### ASSIGNMENT
Please give the listing underneath again, exactly as shown.

### MATERIALS PROVIDED

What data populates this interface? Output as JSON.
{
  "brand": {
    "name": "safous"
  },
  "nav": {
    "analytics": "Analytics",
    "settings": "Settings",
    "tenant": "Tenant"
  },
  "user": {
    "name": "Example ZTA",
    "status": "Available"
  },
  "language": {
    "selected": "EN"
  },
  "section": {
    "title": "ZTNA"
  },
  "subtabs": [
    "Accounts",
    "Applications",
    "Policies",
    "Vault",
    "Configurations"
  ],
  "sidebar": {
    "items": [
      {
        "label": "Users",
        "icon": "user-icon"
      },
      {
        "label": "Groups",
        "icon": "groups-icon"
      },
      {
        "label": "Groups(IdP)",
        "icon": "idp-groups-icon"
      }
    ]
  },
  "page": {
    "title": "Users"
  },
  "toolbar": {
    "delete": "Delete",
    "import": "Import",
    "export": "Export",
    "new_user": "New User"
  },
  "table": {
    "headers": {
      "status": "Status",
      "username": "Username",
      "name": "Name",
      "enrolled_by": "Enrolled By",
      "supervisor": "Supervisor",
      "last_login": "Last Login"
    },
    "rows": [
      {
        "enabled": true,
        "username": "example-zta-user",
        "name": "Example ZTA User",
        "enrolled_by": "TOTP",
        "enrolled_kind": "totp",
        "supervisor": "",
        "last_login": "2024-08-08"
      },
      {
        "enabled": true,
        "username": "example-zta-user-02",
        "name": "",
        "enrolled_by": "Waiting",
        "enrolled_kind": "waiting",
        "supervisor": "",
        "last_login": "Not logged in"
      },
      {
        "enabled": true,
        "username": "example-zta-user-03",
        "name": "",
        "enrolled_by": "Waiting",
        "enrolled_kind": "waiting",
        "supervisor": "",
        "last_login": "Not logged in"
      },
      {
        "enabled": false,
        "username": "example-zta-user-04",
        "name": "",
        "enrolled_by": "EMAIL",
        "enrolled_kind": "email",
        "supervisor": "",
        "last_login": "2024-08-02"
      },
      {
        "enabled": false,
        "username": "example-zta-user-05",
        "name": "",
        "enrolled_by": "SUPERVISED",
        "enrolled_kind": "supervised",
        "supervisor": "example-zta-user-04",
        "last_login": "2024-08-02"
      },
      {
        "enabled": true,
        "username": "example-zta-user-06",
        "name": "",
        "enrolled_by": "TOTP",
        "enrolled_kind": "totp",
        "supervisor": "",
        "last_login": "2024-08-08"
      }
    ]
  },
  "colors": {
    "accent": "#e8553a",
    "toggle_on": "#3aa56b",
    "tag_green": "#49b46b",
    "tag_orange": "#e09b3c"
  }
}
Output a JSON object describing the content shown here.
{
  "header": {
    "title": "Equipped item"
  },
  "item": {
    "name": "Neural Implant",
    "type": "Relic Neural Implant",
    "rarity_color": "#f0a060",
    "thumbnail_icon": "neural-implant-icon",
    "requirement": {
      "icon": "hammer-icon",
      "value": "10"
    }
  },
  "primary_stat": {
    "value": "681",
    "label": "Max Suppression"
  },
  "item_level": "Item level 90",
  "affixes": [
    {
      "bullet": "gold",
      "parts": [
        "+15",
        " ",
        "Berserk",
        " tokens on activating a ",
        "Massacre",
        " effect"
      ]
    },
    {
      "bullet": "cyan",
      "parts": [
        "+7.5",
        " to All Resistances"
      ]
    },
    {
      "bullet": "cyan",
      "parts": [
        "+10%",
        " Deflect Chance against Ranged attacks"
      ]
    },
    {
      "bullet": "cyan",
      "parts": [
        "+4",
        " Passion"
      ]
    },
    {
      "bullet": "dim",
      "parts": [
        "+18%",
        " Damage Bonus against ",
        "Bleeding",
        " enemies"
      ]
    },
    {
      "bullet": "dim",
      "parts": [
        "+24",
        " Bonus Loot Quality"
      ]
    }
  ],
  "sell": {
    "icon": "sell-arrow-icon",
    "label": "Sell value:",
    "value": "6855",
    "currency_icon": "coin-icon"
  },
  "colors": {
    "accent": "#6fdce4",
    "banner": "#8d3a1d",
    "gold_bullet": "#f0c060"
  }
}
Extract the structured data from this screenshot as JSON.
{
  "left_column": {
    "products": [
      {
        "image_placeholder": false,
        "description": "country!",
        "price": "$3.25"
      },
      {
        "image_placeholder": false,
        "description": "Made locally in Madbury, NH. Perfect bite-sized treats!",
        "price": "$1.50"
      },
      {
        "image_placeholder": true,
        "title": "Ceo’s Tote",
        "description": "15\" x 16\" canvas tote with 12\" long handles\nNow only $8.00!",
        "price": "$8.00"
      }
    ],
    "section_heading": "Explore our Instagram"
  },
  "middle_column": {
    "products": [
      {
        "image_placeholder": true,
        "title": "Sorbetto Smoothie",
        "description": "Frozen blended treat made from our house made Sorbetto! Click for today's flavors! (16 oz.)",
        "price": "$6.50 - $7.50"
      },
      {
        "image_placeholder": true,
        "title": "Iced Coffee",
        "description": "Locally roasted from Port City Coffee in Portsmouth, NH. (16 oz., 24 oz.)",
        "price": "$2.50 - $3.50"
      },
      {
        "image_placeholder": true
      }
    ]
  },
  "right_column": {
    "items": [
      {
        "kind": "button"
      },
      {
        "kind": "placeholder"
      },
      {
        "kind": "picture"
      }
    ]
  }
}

### TASK RESULT
What data populates this interface? Output as JSON.
{
  "brand": {
    "name": "safous"
  },
  "nav": {
    "analytics": "Analytics",
    "settings": "Settings",
    "tenant": "Tenant"
  },
  "user": {
    "name": "Example ZTA",
    "status": "Available"
  },
  "language": {
    "selected": "EN"
  },
  "section": {
    "title": "ZTNA"
  },
  "subtabs": [
    "Accounts",
    "Applications",
    "Policies",
    "Vault",
    "Configurations"
  ],
  "sidebar": {
    "items": [
      {
        "label": "Users",
        "icon": "user-icon"
      },
      {
        "label": "Groups",
        "icon": "groups-icon"
      },
      {
        "label": "Groups(IdP)",
        "icon": "idp-groups-icon"
      }
    ]
  },
  "page": {
    "title": "Users"
  },
  "toolbar": {
    "delete": "Delete",
    "import": "Import",
    "export": "Export",
    "new_user": "New User"
  },
  "table": {
    "headers": {
      "status": "Status",
      "username": "Username",
      "name": "Name",
      "enrolled_by": "Enrolled By",
      "supervisor": "Supervisor",
      "last_login": "Last Login"
    },
    "rows": [
      {
        "enabled": true,
        "username": "example-zta-user",
        "name": "Example ZTA User",
        "enrolled_by": "TOTP",
        "enrolled_kind": "totp",
        "supervisor": "",
        "last_login": "2024-08-08"
      },
      {
        "enabled": true,
        "username": "example-zta-user-02",
        "name": "",
        "enrolled_by": "Waiting",
        "enrolled_kind": "waiting",
        "supervisor": "",
        "last_login": "Not logged in"
      },
      {
        "enabled": true,
        "username": "example-zta-user-03",
        "name": "",
        "enrolled_by": "Waiting",
        "enrolled_kind": "waiting",
        "supervisor": "",
        "last_login": "Not logged in"
      },
      {
        "enabled": false,
        "username": "example-zta-user-04",
        "name": "",
        "enrolled_by": "EMAIL",
        "enrolled_kind": "email",
        "supervisor": "",
        "last_login": "2024-08-02"
      },
      {
        "enabled": false,
        "username": "example-zta-user-05",
        "name": "",
        "enrolled_by": "SUPERVISED",
        "enrolled_kind": "supervised",
        "supervisor": "example-zta-user-04",
        "last_login": "2024-08-02"
      },
      {
        "enabled": true,
        "username": "example-zta-user-06",
        "name": "",
        "enrolled_by": "TOTP",
        "enrolled_kind": "totp",
        "supervisor": "",
        "last_login": "2024-08-08"
      }
    ]
  },
  "colors": {
    "accent": "#e8553a",
    "toggle_on": "#3aa56b",
    "tag_green": "#49b46b",
    "tag_orange": "#e09b3c"
  }
}
Output a JSON object describing the content shown here.
{
  "header": {
    "title": "Equipped item"
  },
  "item": {
    "name": "Neural Implant",
    "type": "Relic Neural Implant",
    "rarity_color": "#f0a060",
    "thumbnail_icon": "neural-implant-icon",
    "requirement": {
      "icon": "hammer-icon",
      "value": "10"
    }
  },
  "primary_stat": {
    "value": "681",
    "label": "Max Suppression"
  },
  "item_level": "Item level 90",
  "affixes": [
    {
      "bullet": "gold",
      "parts": [
        "+15",
        " ",
        "Berserk",
        " tokens on activating a ",
        "Massacre",
        " effect"
      ]
    },
    {
      "bullet": "cyan",
      "parts": [
        "+7.5",
        " to All Resistances"
      ]
    },
    {
      "bullet": "cyan",
      "parts": [
        "+10%",
        " Deflect Chance against Ranged attacks"
      ]
    },
    {
      "bullet": "cyan",
      "parts": [
        "+4",
        " Passion"
      ]
    },
    {
      "bullet": "dim",
      "parts": [
        "+18%",
        " Damage Bonus against ",
        "Bleeding",
        " enemies"
      ]
    },
    {
      "bullet": "dim",
      "parts": [
        "+24",
        " Bonus Loot Quality"
      ]
    }
  ],
  "sell": {
    "icon": "sell-arrow-icon",
    "label": "Sell value:",
    "value": "6855",
    "currency_icon": "coin-icon"
  },
  "colors": {
    "accent": "#6fdce4",
    "banner": "#8d3a1d",
    "gold_bullet": "#f0c060"
  }
}
Extract the structured data from this screenshot as JSON.
{
  "left_column": {
    "products": [
      {
        "image_placeholder": false,
        "description": "country!",
        "price": "$3.25"
      },
      {
        "image_placeholder": false,
        "description": "Made locally in Madbury, NH. Perfect bite-sized treats!",
        "price": "$1.50"
      },
      {
        "image_placeholder": true,
        "title": "Ceo’s Tote",
        "description": "15\" x 16\" canvas tote with 12\" long handles\nNow only $8.00!",
        "price": "$8.00"
      }
    ],
    "section_heading": "Explore our Instagram"
  },
  "middle_column": {
    "products": [
      {
        "image_placeholder": true,
        "title": "Sorbetto Smoothie",
        "description": "Frozen blended treat made from our house made Sorbetto! Click for today's flavors! (16 oz.)",
        "price": "$6.50 - $7.50"
      },
      {
        "image_placeholder": true,
        "title": "Iced Coffee",
        "description": "Locally roasted from Port City Coffee in Portsmouth, NH. (16 oz., 24 oz.)",
        "price": "$2.50 - $3.50"
      },
      {
        "image_placeholder": true
      }
    ]
  },
  "right_column": {
    "items": [
      {
        "kind": "button"
      },
      {
        "kind": "placeholder"
      },
      {
        "kind": "picture"
      }
    ]
  }
}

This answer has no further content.